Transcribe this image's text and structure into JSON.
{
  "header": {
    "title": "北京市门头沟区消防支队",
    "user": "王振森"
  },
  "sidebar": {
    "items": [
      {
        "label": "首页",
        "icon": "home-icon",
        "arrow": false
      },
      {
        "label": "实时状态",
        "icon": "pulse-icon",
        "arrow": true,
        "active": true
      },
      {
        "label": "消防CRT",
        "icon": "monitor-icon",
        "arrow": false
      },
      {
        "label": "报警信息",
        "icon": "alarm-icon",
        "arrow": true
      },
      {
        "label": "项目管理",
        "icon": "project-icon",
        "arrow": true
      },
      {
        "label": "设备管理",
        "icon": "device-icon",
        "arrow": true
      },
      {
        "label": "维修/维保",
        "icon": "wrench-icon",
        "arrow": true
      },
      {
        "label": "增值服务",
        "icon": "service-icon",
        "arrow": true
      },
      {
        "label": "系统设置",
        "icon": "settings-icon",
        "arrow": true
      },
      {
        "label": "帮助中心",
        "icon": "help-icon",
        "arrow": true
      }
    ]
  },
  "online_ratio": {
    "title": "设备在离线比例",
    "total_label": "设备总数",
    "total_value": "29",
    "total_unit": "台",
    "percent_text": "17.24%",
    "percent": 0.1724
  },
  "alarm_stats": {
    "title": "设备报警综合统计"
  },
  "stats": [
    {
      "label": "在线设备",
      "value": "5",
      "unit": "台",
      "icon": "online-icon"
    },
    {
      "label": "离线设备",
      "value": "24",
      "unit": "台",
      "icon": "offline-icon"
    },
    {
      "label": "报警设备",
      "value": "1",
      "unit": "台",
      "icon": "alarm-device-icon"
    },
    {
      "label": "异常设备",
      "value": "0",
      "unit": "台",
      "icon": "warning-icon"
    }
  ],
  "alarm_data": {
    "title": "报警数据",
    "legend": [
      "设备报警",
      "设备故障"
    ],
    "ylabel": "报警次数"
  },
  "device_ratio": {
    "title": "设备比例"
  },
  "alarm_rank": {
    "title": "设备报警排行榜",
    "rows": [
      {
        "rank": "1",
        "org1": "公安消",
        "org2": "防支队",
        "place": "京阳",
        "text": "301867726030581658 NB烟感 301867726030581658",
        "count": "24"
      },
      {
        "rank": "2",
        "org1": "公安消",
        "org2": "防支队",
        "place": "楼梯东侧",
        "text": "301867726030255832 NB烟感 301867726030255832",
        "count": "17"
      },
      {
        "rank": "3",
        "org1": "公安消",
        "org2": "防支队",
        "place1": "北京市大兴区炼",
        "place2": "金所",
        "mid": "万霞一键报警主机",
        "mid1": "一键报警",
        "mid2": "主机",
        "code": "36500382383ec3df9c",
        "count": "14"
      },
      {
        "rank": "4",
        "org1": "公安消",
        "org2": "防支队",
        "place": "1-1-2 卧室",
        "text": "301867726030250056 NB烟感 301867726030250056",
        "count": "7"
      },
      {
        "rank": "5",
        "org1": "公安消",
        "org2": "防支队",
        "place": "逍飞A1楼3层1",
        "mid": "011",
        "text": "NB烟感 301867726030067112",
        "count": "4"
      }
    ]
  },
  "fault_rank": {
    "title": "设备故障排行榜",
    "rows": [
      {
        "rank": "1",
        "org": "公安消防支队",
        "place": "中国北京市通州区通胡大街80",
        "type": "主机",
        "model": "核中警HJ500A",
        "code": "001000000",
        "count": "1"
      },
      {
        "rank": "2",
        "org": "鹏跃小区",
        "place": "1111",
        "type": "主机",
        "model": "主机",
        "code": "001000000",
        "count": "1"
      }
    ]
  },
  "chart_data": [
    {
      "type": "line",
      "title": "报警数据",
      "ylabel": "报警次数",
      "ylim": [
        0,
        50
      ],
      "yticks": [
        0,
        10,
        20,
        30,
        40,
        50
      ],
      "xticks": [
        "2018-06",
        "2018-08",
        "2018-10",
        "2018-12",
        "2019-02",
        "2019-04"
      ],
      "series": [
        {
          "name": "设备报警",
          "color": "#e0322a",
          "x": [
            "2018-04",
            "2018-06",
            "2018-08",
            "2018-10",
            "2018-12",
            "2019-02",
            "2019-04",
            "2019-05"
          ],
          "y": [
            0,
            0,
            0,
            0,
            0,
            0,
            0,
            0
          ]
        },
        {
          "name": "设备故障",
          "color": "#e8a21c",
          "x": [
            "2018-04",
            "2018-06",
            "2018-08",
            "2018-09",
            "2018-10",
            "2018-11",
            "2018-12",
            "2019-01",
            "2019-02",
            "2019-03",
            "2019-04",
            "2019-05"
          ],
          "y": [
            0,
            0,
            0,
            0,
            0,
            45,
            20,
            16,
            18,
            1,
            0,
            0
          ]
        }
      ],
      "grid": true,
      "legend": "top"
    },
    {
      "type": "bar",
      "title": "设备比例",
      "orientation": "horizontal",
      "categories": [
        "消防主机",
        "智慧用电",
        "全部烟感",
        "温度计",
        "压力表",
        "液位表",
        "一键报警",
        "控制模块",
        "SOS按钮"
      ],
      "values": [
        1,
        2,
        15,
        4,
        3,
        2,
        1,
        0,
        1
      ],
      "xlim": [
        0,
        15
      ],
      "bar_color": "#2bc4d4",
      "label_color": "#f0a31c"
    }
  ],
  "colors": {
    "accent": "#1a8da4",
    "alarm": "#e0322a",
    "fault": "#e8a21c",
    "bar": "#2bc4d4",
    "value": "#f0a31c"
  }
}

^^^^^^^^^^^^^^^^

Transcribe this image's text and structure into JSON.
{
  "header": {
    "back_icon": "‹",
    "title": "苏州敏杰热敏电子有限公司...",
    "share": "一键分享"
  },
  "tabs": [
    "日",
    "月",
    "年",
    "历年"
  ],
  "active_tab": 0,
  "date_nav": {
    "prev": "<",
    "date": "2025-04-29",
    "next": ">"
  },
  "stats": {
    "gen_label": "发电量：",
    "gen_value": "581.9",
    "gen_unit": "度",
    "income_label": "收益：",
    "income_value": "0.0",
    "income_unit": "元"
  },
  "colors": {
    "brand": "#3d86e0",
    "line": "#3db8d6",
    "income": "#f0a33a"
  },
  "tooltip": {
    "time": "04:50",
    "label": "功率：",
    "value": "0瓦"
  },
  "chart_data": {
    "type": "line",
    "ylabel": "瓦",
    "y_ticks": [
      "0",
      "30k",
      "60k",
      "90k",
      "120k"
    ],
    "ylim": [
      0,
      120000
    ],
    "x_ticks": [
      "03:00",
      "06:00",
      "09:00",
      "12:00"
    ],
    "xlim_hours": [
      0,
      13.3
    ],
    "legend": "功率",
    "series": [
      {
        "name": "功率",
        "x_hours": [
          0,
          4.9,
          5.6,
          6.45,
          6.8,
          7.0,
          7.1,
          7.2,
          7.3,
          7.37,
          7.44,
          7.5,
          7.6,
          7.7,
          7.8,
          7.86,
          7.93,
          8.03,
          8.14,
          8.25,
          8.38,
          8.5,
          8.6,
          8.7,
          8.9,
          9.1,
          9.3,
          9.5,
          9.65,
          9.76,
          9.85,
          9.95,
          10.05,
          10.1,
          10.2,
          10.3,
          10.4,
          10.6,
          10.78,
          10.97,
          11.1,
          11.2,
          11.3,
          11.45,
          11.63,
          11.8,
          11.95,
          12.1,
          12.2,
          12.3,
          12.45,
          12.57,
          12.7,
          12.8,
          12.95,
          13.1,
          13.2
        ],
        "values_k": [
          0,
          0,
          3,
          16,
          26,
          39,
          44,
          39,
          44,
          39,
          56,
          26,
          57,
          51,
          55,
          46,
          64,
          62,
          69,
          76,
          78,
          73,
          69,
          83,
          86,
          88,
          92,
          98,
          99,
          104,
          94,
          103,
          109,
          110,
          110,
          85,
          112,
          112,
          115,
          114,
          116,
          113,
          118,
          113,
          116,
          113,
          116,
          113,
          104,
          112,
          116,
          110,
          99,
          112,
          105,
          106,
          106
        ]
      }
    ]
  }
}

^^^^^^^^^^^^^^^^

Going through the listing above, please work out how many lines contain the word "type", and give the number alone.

> Exercise solution
5